EXERCISE DIRECTIONS: Below are the records; copy each line in which "server" occurs.

DATASET:

--------------------------------

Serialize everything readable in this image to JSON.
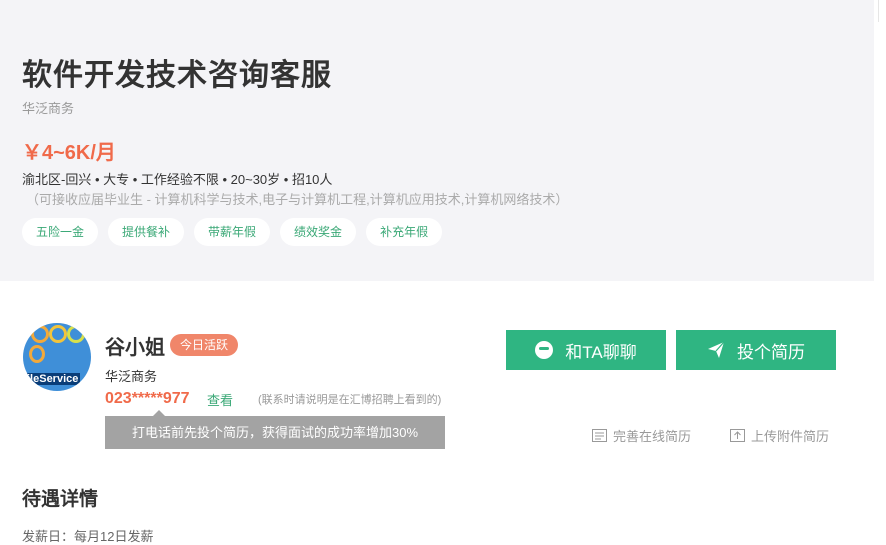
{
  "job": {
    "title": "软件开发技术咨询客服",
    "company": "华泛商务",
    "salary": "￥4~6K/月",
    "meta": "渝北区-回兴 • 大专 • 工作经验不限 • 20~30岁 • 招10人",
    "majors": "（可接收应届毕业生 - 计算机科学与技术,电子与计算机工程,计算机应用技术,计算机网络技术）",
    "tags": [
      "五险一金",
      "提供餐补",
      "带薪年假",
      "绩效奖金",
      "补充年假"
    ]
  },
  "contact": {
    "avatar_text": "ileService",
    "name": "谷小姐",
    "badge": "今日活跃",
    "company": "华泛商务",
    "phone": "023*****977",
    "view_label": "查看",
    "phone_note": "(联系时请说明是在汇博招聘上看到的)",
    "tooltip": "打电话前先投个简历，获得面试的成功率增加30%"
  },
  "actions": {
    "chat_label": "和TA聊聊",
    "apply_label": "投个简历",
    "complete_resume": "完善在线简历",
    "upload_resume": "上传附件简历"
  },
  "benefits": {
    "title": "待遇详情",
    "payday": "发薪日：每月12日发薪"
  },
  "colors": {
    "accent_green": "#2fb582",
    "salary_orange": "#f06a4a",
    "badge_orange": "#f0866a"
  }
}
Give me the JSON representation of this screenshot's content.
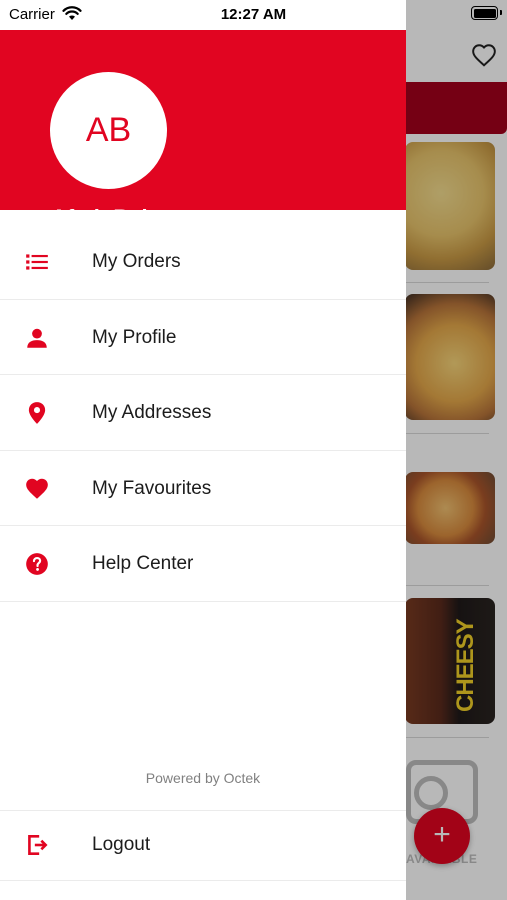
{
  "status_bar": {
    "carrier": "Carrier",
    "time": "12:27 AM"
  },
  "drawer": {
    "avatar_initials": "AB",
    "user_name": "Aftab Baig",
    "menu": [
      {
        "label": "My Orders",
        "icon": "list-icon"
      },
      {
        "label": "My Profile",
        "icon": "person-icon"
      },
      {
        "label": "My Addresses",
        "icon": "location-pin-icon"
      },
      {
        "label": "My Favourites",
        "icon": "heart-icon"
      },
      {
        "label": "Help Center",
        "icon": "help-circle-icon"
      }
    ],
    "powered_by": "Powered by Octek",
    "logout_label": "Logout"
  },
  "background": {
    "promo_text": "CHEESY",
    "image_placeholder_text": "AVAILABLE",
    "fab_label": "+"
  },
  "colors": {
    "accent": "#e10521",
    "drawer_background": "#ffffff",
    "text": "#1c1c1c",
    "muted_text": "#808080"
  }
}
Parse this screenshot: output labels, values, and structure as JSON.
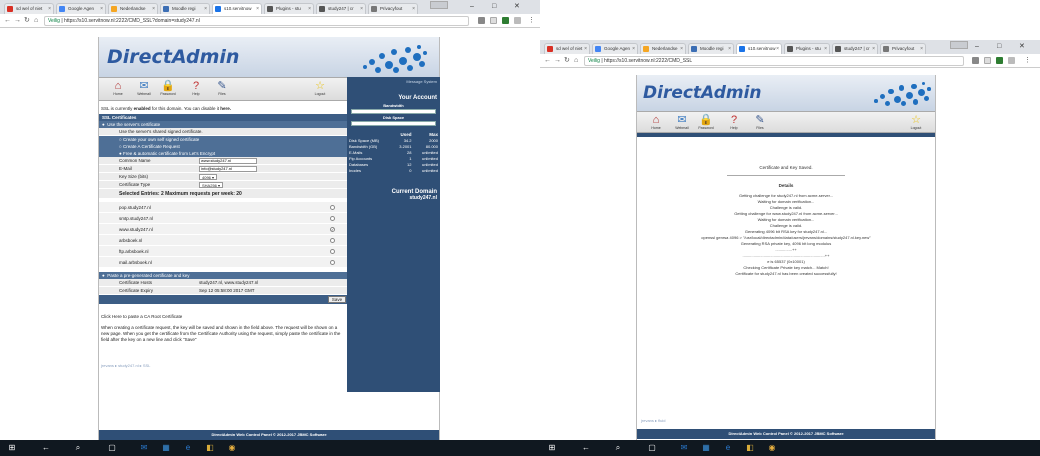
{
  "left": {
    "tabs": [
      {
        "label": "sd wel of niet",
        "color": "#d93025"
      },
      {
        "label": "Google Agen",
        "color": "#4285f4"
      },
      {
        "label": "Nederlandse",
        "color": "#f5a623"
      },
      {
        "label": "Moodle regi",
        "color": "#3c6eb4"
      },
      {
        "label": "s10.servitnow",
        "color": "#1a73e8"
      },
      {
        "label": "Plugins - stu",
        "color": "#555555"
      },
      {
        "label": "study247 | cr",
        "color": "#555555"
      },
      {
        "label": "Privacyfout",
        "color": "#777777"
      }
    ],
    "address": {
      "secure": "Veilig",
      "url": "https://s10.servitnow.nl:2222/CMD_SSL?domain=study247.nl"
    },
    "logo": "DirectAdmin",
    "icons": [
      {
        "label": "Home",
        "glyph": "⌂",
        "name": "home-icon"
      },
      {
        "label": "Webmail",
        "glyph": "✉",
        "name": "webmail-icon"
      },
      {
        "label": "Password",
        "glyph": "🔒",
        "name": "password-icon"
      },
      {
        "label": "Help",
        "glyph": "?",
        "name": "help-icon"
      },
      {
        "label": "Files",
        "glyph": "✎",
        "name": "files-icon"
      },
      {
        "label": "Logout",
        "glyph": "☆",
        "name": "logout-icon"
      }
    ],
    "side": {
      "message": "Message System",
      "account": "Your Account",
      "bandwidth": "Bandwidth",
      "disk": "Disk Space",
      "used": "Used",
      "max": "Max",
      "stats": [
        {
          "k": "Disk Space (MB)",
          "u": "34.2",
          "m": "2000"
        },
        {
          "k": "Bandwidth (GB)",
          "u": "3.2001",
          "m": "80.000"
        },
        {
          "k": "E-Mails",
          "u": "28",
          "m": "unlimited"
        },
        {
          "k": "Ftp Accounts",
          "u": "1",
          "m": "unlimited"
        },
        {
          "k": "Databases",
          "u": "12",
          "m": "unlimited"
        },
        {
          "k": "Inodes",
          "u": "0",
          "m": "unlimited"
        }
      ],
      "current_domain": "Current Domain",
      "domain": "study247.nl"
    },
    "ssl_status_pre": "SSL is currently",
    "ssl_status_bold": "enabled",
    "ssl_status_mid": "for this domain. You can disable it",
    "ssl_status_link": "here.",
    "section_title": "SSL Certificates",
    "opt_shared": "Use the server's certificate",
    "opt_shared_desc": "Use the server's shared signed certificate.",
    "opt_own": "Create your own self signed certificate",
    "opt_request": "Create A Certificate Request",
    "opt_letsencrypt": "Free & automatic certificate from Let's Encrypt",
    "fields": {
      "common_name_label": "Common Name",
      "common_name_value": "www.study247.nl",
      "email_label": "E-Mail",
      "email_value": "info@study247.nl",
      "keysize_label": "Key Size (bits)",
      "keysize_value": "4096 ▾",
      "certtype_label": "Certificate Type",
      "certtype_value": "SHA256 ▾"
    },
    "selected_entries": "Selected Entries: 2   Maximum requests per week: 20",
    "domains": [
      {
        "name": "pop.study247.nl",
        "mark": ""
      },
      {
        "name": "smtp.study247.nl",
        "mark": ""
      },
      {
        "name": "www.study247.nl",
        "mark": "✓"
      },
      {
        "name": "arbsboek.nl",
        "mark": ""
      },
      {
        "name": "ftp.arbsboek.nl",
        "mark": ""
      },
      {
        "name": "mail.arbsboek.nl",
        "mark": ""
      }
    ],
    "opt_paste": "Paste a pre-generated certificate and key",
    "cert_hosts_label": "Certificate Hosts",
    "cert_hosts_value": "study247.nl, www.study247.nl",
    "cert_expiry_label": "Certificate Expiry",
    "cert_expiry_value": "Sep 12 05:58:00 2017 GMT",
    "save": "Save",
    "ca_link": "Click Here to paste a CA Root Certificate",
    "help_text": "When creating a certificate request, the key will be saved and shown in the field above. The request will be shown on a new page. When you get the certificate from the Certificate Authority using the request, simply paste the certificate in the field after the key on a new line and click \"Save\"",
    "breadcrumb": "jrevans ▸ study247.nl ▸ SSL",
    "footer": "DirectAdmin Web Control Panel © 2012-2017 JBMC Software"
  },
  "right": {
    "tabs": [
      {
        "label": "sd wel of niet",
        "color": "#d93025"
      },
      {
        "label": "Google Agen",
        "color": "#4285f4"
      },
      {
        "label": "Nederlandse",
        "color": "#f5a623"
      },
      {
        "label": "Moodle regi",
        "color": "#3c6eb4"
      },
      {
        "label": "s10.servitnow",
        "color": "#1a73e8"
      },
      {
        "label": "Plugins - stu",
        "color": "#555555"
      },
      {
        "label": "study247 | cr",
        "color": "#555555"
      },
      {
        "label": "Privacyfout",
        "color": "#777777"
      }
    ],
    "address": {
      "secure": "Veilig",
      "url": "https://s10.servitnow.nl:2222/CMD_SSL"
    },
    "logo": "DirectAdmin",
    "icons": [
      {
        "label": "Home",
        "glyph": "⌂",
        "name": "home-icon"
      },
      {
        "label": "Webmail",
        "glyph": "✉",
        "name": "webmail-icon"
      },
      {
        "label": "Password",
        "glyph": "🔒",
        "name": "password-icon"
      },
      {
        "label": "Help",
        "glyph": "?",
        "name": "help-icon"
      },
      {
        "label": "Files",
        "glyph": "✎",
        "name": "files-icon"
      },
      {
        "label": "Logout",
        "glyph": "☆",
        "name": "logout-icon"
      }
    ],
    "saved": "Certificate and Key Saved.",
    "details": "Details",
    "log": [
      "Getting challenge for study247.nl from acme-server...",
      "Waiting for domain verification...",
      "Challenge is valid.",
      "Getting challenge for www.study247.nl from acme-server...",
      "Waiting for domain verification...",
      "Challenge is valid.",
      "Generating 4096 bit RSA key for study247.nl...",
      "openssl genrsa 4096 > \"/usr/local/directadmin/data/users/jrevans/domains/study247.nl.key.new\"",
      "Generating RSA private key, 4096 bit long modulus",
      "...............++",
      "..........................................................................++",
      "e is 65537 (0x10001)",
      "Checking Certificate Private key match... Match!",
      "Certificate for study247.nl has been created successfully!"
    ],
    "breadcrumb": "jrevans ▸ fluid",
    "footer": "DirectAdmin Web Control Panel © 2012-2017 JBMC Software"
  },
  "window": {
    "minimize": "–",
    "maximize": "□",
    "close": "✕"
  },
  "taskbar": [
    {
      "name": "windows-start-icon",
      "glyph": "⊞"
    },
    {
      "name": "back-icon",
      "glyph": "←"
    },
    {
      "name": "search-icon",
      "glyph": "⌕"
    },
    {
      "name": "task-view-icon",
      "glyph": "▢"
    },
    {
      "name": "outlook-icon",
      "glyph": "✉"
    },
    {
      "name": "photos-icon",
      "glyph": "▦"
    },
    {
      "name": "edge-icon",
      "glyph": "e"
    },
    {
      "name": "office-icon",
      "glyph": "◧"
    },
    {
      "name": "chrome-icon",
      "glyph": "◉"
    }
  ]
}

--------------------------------

ANSWER BELOW:
    "opt_shared": "Use the server's certificate",
    "opt_shared_desc": "Use the server's shared signed certificate.",
      "Getting challenge for study247.nl from acme-server...",
      "Getting challenge for www.study247.nl from acme-server...",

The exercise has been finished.